**To do**
The records that follow must be repeated exactly, except for their pictures.

**Dataset records**

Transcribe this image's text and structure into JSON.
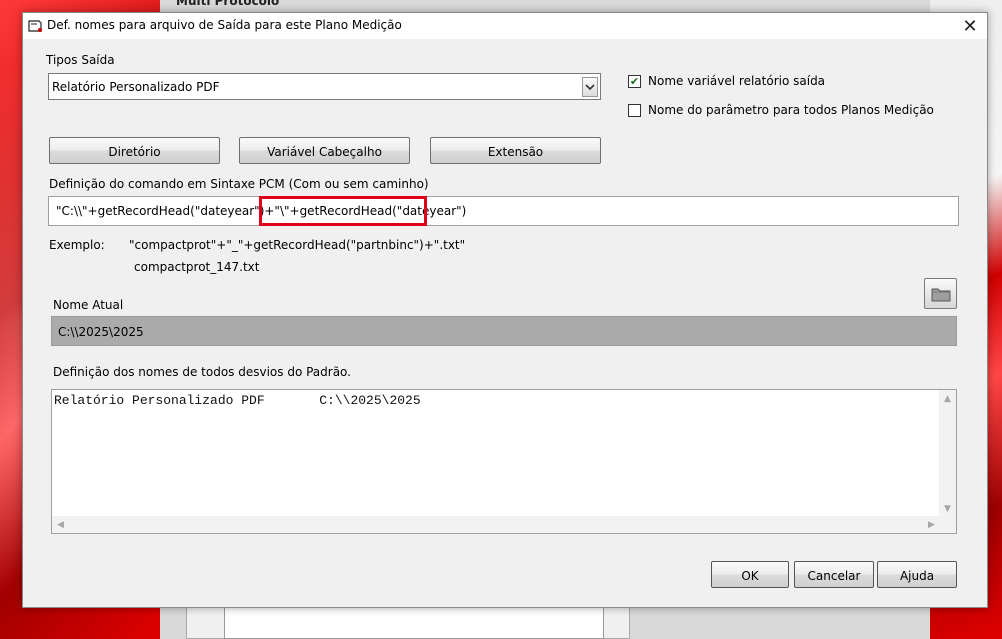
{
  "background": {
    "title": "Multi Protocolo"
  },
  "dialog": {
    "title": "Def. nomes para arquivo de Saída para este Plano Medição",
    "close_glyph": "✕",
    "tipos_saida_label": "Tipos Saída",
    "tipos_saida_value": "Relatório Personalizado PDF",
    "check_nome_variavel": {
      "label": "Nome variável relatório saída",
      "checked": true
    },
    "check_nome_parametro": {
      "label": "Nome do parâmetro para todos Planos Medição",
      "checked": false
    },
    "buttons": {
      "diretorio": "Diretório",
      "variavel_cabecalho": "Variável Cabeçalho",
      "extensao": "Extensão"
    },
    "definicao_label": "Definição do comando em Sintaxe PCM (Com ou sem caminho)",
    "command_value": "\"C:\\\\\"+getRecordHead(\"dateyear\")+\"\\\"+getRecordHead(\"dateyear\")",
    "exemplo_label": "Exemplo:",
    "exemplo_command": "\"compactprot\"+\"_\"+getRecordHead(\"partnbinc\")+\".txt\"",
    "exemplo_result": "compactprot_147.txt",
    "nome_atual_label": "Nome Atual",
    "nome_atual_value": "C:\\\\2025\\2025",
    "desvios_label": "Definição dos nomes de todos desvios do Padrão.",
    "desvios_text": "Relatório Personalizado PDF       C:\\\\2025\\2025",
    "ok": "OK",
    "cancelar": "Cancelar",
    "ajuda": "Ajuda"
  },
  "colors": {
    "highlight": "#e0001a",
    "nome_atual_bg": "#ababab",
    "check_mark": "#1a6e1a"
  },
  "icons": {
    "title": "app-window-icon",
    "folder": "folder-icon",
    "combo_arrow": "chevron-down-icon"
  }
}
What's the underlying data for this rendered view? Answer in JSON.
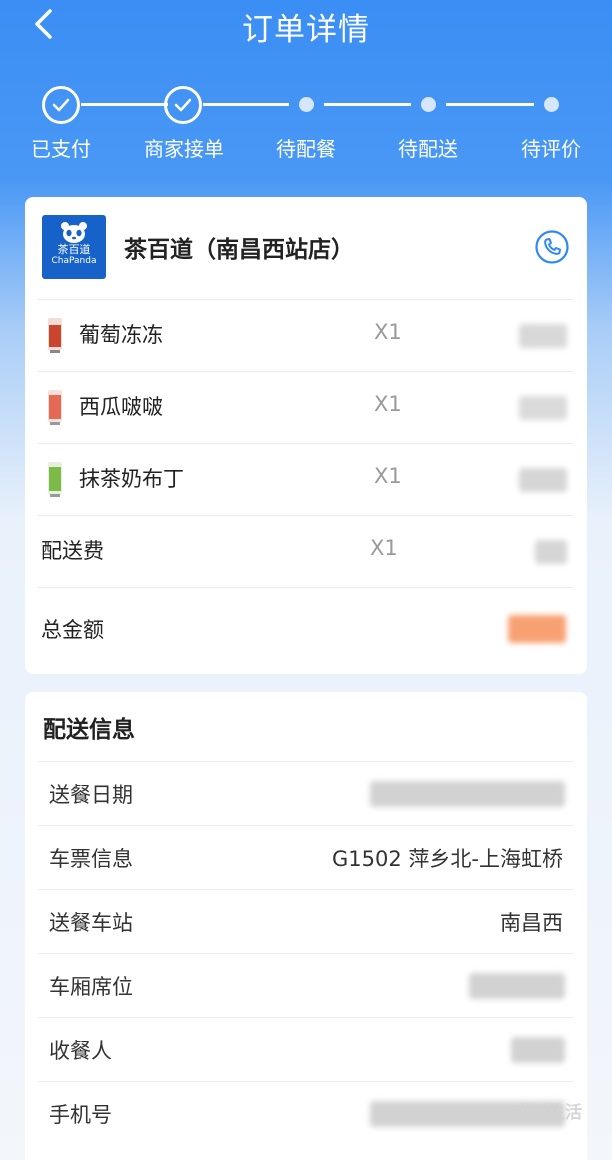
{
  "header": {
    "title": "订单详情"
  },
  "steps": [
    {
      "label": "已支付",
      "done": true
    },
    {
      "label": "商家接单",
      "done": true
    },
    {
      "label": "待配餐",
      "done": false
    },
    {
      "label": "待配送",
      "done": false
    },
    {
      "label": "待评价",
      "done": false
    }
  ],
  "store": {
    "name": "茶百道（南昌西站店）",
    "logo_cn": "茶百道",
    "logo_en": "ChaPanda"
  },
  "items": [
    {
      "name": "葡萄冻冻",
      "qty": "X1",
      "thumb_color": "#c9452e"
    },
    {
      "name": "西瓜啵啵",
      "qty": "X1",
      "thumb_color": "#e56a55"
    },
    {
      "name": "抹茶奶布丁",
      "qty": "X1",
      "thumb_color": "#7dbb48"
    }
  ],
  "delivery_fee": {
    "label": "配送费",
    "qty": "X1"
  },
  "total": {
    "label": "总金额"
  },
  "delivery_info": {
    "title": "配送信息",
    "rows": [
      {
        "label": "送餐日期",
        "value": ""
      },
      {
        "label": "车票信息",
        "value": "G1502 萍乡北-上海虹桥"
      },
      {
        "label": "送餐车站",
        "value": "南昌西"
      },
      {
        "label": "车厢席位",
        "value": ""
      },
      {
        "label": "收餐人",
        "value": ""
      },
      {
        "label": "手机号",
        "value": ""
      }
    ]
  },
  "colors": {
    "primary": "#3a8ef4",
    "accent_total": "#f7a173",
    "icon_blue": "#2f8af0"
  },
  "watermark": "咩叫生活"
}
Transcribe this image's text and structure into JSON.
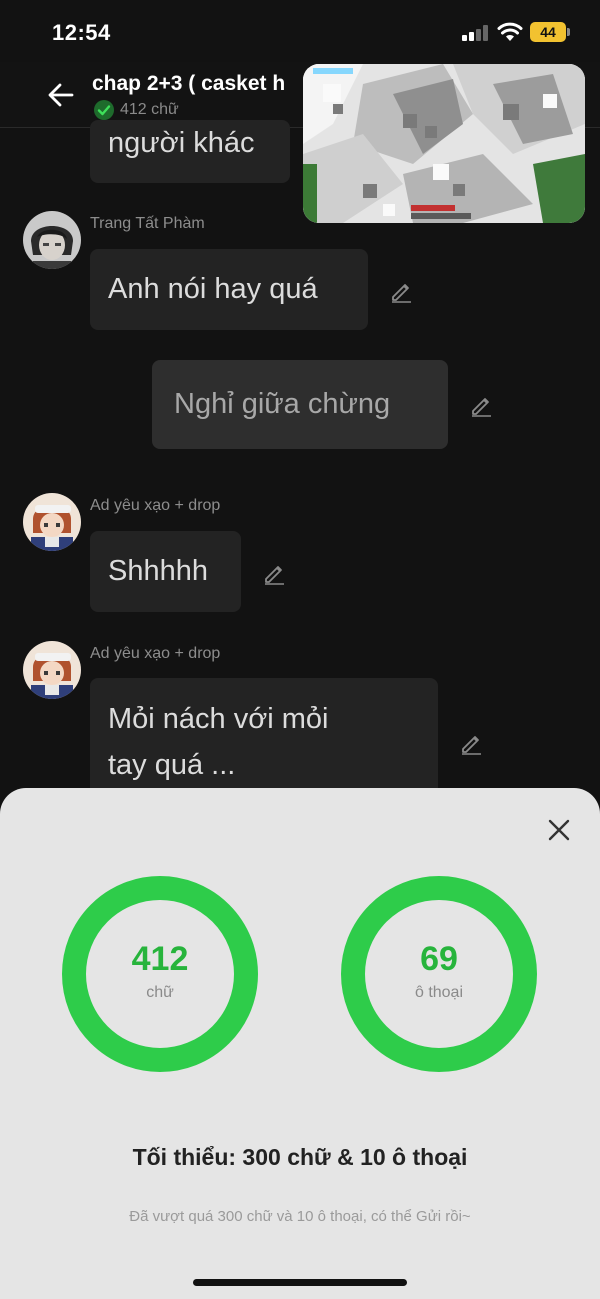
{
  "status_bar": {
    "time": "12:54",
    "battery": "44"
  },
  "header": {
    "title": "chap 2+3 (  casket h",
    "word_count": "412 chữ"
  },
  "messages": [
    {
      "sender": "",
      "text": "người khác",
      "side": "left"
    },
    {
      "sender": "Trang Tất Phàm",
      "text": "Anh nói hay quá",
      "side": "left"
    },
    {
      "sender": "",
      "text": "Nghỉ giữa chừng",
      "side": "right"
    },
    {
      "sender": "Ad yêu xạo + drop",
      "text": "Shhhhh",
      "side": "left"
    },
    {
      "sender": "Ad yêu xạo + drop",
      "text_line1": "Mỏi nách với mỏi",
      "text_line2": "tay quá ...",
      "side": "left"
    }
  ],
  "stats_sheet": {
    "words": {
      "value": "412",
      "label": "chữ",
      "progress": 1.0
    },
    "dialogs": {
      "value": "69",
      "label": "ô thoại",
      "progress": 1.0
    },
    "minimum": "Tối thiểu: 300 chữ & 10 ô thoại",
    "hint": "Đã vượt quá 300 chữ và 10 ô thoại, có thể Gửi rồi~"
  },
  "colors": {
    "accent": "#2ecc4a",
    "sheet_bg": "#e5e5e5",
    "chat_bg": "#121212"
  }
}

**Solved exercise**
Transcribe this image's text and structure into JSON.
{
  "background": {
    "title": "Multi Protocolo"
  },
  "dialog": {
    "title": "Def. nomes para arquivo de Saída para este Plano Medição",
    "close_glyph": "✕",
    "tipos_saida_label": "Tipos Saída",
    "tipos_saida_value": "Relatório Personalizado PDF",
    "check_nome_variavel": {
      "label": "Nome variável relatório saída",
      "checked": true
    },
    "check_nome_parametro": {
      "label": "Nome do parâmetro para todos Planos Medição",
      "checked": false
    },
    "buttons": {
      "diretorio": "Diretório",
      "variavel_cabecalho": "Variável Cabeçalho",
      "extensao": "Extensão"
    },
    "definicao_label": "Definição do comando em Sintaxe PCM (Com ou sem caminho)",
    "command_value": "\"C:\\\\\"+getRecordHead(\"dateyear\")+\"\\\"+getRecordHead(\"dateyear\")",
    "exemplo_label": "Exemplo:",
    "exemplo_command": "\"compactprot\"+\"_\"+getRecordHead(\"partnbinc\")+\".txt\"",
    "exemplo_result": "compactprot_147.txt",
    "nome_atual_label": "Nome Atual",
    "nome_atual_value": "C:\\\\2025\\2025",
    "desvios_label": "Definição dos nomes de todos desvios do Padrão.",
    "desvios_text": "Relatório Personalizado PDF       C:\\\\2025\\2025",
    "ok": "OK",
    "cancelar": "Cancelar",
    "ajuda": "Ajuda"
  },
  "colors": {
    "highlight": "#e0001a",
    "nome_atual_bg": "#ababab",
    "check_mark": "#1a6e1a"
  },
  "icons": {
    "title": "app-window-icon",
    "folder": "folder-icon",
    "combo_arrow": "chevron-down-icon"
  }
}
What's the underlying data for this rendered view? Answer in JSON.
{
  "header": {
    "title": "订单详情"
  },
  "steps": [
    {
      "label": "已支付",
      "done": true
    },
    {
      "label": "商家接单",
      "done": true
    },
    {
      "label": "待配餐",
      "done": false
    },
    {
      "label": "待配送",
      "done": false
    },
    {
      "label": "待评价",
      "done": false
    }
  ],
  "store": {
    "name": "茶百道（南昌西站店）",
    "logo_cn": "茶百道",
    "logo_en": "ChaPanda"
  },
  "items": [
    {
      "name": "葡萄冻冻",
      "qty": "X1",
      "thumb_color": "#c9452e"
    },
    {
      "name": "西瓜啵啵",
      "qty": "X1",
      "thumb_color": "#e56a55"
    },
    {
      "name": "抹茶奶布丁",
      "qty": "X1",
      "thumb_color": "#7dbb48"
    }
  ],
  "delivery_fee": {
    "label": "配送费",
    "qty": "X1"
  },
  "total": {
    "label": "总金额"
  },
  "delivery_info": {
    "title": "配送信息",
    "rows": [
      {
        "label": "送餐日期",
        "value": ""
      },
      {
        "label": "车票信息",
        "value": "G1502 萍乡北-上海虹桥"
      },
      {
        "label": "送餐车站",
        "value": "南昌西"
      },
      {
        "label": "车厢席位",
        "value": ""
      },
      {
        "label": "收餐人",
        "value": ""
      },
      {
        "label": "手机号",
        "value": ""
      }
    ]
  },
  "colors": {
    "primary": "#3a8ef4",
    "accent_total": "#f7a173",
    "icon_blue": "#2f8af0"
  },
  "watermark": "咩叫生活"
}
Transcribe this image's text and structure into JSON.
{
  "status_bar": {
    "time": "12:54",
    "battery": "44"
  },
  "header": {
    "title": "chap 2+3 (  casket h",
    "word_count": "412 chữ"
  },
  "messages": [
    {
      "sender": "",
      "text": "người khác",
      "side": "left"
    },
    {
      "sender": "Trang Tất Phàm",
      "text": "Anh nói hay quá",
      "side": "left"
    },
    {
      "sender": "",
      "text": "Nghỉ giữa chừng",
      "side": "right"
    },
    {
      "sender": "Ad yêu xạo + drop",
      "text": "Shhhhh",
      "side": "left"
    },
    {
      "sender": "Ad yêu xạo + drop",
      "text_line1": "Mỏi nách với mỏi",
      "text_line2": "tay quá ...",
      "side": "left"
    }
  ],
  "stats_sheet": {
    "words": {
      "value": "412",
      "label": "chữ",
      "progress": 1.0
    },
    "dialogs": {
      "value": "69",
      "label": "ô thoại",
      "progress": 1.0
    },
    "minimum": "Tối thiểu: 300 chữ & 10 ô thoại",
    "hint": "Đã vượt quá 300 chữ và 10 ô thoại, có thể Gửi rồi~"
  },
  "colors": {
    "accent": "#2ecc4a",
    "sheet_bg": "#e5e5e5",
    "chat_bg": "#121212"
  }
}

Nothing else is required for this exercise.